PROMPT.
All lines of the material below that include the string "JSON" are to be copied.

--- RECORDS SHOWN Enclosed Below ---

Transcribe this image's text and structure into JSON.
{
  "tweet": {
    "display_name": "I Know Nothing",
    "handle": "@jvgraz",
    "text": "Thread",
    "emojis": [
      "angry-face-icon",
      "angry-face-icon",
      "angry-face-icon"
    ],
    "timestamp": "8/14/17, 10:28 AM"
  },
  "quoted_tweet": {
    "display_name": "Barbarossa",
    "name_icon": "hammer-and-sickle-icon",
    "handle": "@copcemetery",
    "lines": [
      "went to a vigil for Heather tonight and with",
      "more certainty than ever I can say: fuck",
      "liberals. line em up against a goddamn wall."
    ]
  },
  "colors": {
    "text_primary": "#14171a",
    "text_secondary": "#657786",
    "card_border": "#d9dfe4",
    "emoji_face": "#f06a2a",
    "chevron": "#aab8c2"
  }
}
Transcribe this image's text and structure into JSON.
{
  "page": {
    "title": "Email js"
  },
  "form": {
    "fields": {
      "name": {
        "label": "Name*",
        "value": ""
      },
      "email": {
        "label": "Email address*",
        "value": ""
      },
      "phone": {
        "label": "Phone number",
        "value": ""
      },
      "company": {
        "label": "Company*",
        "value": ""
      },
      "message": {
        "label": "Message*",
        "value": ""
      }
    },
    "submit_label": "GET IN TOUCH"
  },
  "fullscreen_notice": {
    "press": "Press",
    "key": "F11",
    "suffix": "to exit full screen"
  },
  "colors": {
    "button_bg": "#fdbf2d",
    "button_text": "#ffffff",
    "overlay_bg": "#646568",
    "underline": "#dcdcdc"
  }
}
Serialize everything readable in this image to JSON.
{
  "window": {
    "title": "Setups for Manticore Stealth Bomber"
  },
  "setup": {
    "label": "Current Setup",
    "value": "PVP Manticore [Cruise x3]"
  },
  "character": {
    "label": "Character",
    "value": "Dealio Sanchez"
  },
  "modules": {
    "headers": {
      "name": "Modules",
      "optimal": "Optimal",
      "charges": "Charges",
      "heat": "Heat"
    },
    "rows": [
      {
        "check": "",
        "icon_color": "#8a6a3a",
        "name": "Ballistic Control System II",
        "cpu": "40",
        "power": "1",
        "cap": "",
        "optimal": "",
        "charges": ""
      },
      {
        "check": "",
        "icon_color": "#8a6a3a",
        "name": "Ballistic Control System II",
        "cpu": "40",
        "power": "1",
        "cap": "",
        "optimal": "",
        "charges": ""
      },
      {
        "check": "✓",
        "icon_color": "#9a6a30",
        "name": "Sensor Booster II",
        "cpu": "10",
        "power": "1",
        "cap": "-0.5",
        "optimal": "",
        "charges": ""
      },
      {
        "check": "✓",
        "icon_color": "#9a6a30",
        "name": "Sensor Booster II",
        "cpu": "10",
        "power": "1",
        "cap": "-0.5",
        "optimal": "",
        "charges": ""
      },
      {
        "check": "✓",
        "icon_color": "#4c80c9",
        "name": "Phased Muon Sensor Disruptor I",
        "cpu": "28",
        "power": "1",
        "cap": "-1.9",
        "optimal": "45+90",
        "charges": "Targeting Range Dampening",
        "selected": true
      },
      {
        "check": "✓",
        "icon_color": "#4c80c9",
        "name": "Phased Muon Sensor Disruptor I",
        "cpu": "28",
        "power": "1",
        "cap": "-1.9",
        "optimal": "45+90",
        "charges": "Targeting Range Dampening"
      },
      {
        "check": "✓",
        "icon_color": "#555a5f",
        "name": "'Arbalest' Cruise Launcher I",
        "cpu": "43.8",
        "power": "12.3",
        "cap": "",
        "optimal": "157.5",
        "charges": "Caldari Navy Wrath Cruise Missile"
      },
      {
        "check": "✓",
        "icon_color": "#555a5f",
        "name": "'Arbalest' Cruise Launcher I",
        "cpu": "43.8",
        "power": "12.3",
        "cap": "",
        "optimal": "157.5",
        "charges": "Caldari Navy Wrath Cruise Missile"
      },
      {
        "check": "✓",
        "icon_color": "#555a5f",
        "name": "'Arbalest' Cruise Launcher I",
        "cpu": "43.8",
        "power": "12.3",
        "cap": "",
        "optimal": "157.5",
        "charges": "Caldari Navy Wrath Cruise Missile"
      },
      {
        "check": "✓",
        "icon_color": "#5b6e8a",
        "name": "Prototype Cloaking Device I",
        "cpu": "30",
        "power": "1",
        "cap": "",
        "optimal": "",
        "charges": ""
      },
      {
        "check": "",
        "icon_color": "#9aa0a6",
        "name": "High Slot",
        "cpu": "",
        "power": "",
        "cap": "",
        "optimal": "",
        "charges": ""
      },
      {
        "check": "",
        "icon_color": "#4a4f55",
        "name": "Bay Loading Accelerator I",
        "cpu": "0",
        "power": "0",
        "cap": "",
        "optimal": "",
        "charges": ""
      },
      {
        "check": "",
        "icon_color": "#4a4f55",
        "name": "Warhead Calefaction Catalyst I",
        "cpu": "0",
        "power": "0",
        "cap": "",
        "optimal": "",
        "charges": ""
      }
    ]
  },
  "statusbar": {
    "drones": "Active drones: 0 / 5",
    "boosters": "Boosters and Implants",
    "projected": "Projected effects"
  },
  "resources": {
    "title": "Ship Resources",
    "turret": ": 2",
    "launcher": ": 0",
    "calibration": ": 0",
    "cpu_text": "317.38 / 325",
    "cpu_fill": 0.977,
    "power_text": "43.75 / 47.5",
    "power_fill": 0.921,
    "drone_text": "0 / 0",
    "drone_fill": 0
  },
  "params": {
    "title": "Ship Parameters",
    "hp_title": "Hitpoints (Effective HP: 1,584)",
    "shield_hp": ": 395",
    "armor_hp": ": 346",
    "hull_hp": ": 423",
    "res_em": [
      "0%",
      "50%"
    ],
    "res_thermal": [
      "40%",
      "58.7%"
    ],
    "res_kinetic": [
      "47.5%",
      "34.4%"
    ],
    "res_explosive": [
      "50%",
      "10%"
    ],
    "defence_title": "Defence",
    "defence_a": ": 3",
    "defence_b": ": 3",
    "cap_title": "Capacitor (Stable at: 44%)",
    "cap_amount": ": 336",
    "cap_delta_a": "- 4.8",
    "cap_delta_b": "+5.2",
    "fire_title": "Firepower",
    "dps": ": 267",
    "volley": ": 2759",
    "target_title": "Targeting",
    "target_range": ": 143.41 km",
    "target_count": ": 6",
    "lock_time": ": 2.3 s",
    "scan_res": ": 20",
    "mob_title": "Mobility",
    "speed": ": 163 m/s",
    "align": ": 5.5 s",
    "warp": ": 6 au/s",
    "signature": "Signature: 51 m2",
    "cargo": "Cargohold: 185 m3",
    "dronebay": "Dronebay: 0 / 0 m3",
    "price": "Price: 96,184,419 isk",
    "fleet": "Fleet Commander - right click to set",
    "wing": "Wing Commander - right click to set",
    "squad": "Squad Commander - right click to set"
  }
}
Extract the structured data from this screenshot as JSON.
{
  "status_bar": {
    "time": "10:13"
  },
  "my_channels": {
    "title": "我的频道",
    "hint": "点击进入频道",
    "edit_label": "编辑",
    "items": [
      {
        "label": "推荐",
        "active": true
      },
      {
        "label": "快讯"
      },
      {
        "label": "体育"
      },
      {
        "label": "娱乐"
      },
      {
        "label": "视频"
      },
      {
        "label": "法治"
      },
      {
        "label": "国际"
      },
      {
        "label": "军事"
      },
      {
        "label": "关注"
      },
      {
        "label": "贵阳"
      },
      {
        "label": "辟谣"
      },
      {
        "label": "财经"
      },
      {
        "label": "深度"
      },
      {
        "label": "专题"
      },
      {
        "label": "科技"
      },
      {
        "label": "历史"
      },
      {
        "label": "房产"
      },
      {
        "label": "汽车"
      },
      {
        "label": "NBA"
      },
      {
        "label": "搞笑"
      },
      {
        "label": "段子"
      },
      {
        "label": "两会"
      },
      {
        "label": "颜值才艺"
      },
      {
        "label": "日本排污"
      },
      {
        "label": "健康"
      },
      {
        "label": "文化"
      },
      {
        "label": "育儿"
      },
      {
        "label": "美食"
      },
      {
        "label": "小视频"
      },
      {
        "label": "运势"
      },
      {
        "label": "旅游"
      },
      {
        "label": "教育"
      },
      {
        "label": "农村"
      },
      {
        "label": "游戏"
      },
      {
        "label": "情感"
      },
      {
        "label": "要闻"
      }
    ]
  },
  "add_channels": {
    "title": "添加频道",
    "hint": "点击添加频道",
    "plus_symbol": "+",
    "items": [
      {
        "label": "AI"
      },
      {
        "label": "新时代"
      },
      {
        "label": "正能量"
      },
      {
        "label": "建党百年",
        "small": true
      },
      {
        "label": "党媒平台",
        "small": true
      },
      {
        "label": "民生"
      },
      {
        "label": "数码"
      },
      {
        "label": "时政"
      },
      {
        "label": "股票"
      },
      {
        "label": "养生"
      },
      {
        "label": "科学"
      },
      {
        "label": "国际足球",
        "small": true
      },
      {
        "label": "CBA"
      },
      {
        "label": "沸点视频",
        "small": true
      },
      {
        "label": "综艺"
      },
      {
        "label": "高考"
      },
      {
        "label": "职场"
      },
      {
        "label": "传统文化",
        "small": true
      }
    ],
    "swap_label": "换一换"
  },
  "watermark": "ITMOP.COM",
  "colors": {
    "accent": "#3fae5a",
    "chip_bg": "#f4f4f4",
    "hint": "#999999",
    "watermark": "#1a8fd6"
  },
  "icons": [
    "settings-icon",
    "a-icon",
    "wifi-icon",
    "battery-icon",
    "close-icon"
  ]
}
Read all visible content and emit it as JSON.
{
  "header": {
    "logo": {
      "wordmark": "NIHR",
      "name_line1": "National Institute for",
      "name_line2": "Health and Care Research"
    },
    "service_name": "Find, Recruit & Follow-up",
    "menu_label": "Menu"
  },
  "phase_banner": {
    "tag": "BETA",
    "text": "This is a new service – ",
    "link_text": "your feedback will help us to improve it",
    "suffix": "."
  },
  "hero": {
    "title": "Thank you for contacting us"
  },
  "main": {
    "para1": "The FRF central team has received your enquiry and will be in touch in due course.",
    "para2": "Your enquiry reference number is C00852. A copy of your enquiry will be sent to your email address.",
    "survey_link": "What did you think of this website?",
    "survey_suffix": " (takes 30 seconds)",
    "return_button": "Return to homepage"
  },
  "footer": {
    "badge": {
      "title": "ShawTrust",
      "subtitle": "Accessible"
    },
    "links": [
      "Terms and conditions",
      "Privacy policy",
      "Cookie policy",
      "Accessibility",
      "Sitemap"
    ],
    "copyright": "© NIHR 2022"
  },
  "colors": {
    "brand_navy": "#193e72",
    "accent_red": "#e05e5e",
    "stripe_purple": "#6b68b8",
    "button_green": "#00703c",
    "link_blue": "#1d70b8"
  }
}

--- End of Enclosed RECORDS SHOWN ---

ANSWER BELOW.
Transcribe this image's text and structure into JSON.
Transcribe this image's text and structure into JSON.
Serialize everything readable in this image to JSON.
Extract the structured data from this screenshot as JSON.
Read all visible content and emit it as JSON.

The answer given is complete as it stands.